EXERCISE PROMPT: Please set out each line below exactly as it stands, without the images.

THE RECORDS:
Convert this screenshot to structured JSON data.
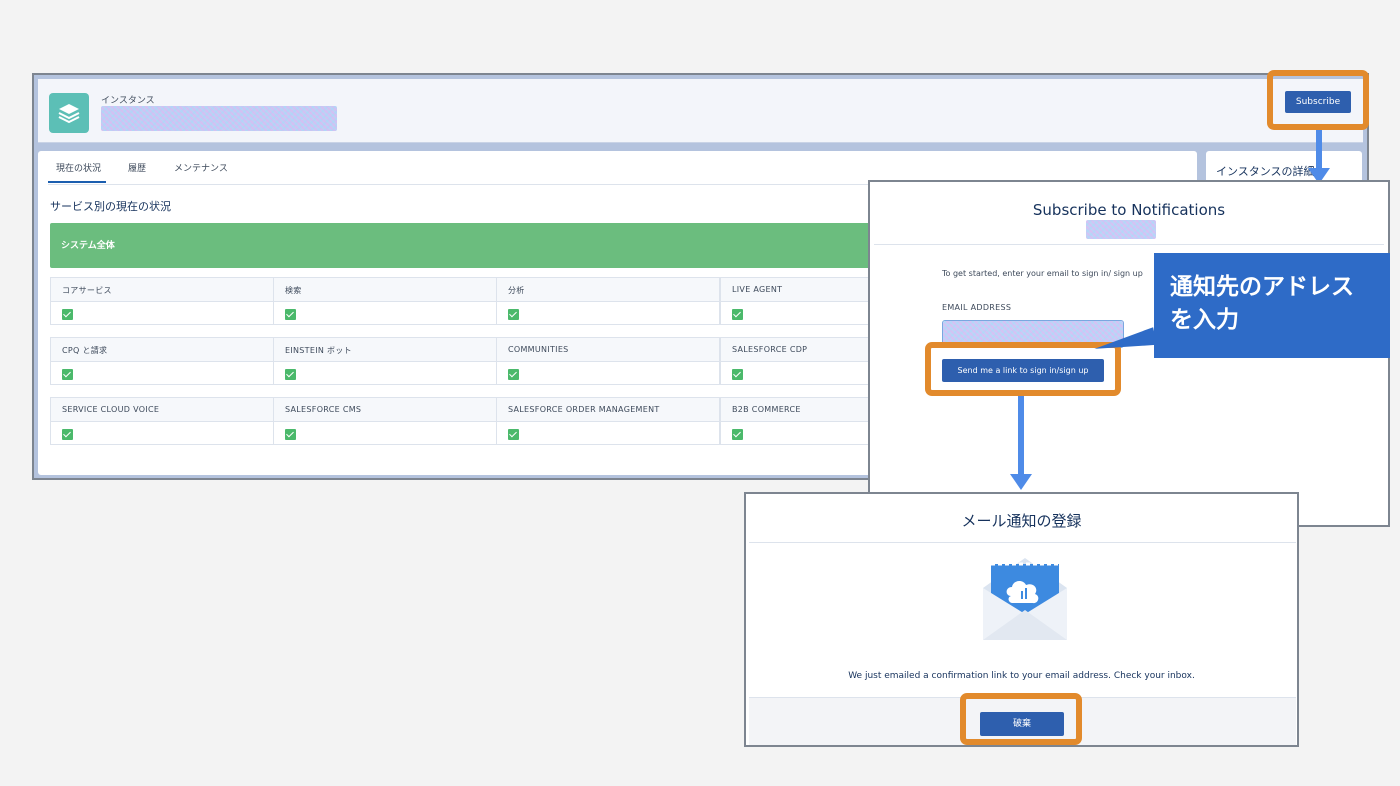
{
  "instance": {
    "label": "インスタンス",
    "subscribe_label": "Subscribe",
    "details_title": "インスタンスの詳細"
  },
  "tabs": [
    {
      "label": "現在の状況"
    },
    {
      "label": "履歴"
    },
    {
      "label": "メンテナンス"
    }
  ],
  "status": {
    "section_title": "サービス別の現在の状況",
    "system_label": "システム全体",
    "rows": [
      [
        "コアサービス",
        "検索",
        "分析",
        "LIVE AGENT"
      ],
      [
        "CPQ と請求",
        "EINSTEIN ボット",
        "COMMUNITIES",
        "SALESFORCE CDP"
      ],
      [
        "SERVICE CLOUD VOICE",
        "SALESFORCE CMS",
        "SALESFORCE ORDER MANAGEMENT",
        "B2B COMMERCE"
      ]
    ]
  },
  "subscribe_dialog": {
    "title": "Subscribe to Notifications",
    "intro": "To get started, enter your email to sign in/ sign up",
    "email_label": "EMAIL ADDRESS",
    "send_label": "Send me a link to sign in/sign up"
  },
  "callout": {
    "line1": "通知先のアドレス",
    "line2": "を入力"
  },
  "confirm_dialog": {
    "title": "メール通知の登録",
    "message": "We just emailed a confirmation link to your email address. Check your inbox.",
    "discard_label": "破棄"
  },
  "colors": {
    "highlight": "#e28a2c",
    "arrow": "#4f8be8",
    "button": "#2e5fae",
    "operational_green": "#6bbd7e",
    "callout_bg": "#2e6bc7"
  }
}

SOLUTION TO THE EXERCISE:
Convert this screenshot to structured JSON data.
{
  "instance": {
    "label": "インスタンス",
    "subscribe_label": "Subscribe",
    "details_title": "インスタンスの詳細"
  },
  "tabs": [
    {
      "label": "現在の状況"
    },
    {
      "label": "履歴"
    },
    {
      "label": "メンテナンス"
    }
  ],
  "status": {
    "section_title": "サービス別の現在の状況",
    "system_label": "システム全体",
    "rows": [
      [
        "コアサービス",
        "検索",
        "分析",
        "LIVE AGENT"
      ],
      [
        "CPQ と請求",
        "EINSTEIN ボット",
        "COMMUNITIES",
        "SALESFORCE CDP"
      ],
      [
        "SERVICE CLOUD VOICE",
        "SALESFORCE CMS",
        "SALESFORCE ORDER MANAGEMENT",
        "B2B COMMERCE"
      ]
    ]
  },
  "subscribe_dialog": {
    "title": "Subscribe to Notifications",
    "intro": "To get started, enter your email to sign in/ sign up",
    "email_label": "EMAIL ADDRESS",
    "send_label": "Send me a link to sign in/sign up"
  },
  "callout": {
    "line1": "通知先のアドレス",
    "line2": "を入力"
  },
  "confirm_dialog": {
    "title": "メール通知の登録",
    "message": "We just emailed a confirmation link to your email address. Check your inbox.",
    "discard_label": "破棄"
  },
  "colors": {
    "highlight": "#e28a2c",
    "arrow": "#4f8be8",
    "button": "#2e5fae",
    "operational_green": "#6bbd7e",
    "callout_bg": "#2e6bc7"
  }
}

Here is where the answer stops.